A southern summer wouldn’t be complete without the sweet smell of the southern magnolia blossom. Magnolia grandiflora, an icon of the South, is such a marvelous tree. Its large shiny evergreen leaves and large, showy, fragrant blossoms are a splendid addition to any southern garden. Here at Lewis Ginter Botanical Garden we have several wonderful specimens, one can be found in front of Historic Bloemendaal House in the Grace Arents Garden. But this magnificent flowering tree holds an age-old secret. Its genus is ancient and predates bees. So exactly how is a magnolia pollinated? Beetles! The flower has specifically evolved to encourage beetles for pollination purposes.
If you thought bees were the largest set of pollinators like I did, you’re wrong. It’s beetles, largely in part because there are so many of them. According to the United States Department of Agriculture, beetles are responsible for pollinating 88 percent of the 240,000 flowering plants globally. Beetles are crucial for the pollination of ancient species like the magnolia.
One of the most primitive of all flowering plants, the magnolia’s flowering structure hasn’t changed significantly in millions of years. The “cone” of the magnolia isn’t really a cone at all, but a woody fruit. During their development, the seeds are contained within the fruit, but as the fruit matures it splits, exposing the gem-like, red seeds. If you’ve never done it, take a green leaf and crush it. (Please don’t pick a leaf from the Garden, but from one of your own or with permission, from a private garden.) Smell the leaf. It has a very piney scent. When the red seeds pop out of the mature fruit in the fall, crush one of these between your fingers, just enough to break the fleshy aril covering the seed. Smell that! If the citrusy, piney scent doesn’t make you think of the holidays, I don’t know what would. These seeds are a wonderful source of food for songbirds as the aril is high in fat content.

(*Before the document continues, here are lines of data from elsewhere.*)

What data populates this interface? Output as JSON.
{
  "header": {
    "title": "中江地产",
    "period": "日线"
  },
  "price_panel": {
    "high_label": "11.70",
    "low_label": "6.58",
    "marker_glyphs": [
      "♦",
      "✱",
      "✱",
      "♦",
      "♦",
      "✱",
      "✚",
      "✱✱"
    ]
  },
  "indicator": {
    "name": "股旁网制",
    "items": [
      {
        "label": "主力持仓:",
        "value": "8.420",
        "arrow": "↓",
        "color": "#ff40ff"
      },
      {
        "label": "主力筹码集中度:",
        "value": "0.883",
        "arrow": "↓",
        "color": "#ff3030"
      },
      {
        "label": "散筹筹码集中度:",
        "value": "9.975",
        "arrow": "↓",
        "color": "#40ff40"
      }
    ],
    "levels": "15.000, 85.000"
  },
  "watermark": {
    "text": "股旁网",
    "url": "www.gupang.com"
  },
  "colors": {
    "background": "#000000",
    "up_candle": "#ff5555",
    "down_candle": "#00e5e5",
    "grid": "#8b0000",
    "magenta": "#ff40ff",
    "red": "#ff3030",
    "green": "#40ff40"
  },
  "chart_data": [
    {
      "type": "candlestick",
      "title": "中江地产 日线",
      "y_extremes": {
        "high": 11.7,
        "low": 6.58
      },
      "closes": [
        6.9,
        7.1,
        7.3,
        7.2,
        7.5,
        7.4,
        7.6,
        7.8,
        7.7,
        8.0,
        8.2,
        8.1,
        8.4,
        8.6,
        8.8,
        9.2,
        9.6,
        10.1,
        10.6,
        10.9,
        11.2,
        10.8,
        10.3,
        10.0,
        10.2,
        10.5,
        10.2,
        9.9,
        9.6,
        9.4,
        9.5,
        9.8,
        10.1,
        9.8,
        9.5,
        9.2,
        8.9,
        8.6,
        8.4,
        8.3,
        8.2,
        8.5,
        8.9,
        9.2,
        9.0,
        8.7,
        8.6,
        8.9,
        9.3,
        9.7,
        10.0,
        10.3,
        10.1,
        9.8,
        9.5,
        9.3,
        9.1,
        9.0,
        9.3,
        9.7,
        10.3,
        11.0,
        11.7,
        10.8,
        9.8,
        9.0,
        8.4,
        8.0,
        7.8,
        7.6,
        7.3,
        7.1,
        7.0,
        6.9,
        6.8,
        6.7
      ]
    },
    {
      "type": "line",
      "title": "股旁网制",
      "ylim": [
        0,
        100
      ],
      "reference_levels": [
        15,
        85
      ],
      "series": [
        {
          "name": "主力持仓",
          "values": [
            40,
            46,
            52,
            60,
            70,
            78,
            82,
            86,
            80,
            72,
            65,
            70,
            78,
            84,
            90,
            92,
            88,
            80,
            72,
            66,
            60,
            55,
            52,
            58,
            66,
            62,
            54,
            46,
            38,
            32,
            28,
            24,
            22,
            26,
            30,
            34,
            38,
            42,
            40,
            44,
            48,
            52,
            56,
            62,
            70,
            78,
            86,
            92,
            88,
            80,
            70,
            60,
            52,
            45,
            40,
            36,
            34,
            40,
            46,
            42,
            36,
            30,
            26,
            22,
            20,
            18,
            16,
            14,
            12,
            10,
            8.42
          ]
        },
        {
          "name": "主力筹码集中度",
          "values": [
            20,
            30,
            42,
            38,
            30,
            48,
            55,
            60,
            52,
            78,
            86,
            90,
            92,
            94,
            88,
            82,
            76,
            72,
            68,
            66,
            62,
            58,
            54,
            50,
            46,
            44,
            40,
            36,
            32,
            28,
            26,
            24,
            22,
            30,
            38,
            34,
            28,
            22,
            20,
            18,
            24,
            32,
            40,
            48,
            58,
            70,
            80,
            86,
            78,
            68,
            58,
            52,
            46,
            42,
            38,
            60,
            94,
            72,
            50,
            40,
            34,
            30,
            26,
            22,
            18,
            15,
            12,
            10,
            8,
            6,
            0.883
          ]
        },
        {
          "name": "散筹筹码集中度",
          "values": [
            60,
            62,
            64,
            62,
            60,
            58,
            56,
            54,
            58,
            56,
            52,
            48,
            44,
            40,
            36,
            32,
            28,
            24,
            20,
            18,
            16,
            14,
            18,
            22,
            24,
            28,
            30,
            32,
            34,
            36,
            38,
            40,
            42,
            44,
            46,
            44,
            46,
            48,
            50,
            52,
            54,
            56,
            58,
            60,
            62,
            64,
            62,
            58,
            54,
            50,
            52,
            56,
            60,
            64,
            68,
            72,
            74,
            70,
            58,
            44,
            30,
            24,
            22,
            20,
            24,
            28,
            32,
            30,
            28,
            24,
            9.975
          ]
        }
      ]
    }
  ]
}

So next time you’re sitting under the magnolias sipping on a mint julep, do remember you’re beneath an ancient genus as well as an icon of the South!
If you are interested in more information about the biology of the Magnolia grandiflora, read more from this abstract: The Reproductive Biology of Magnolia Grandiflora.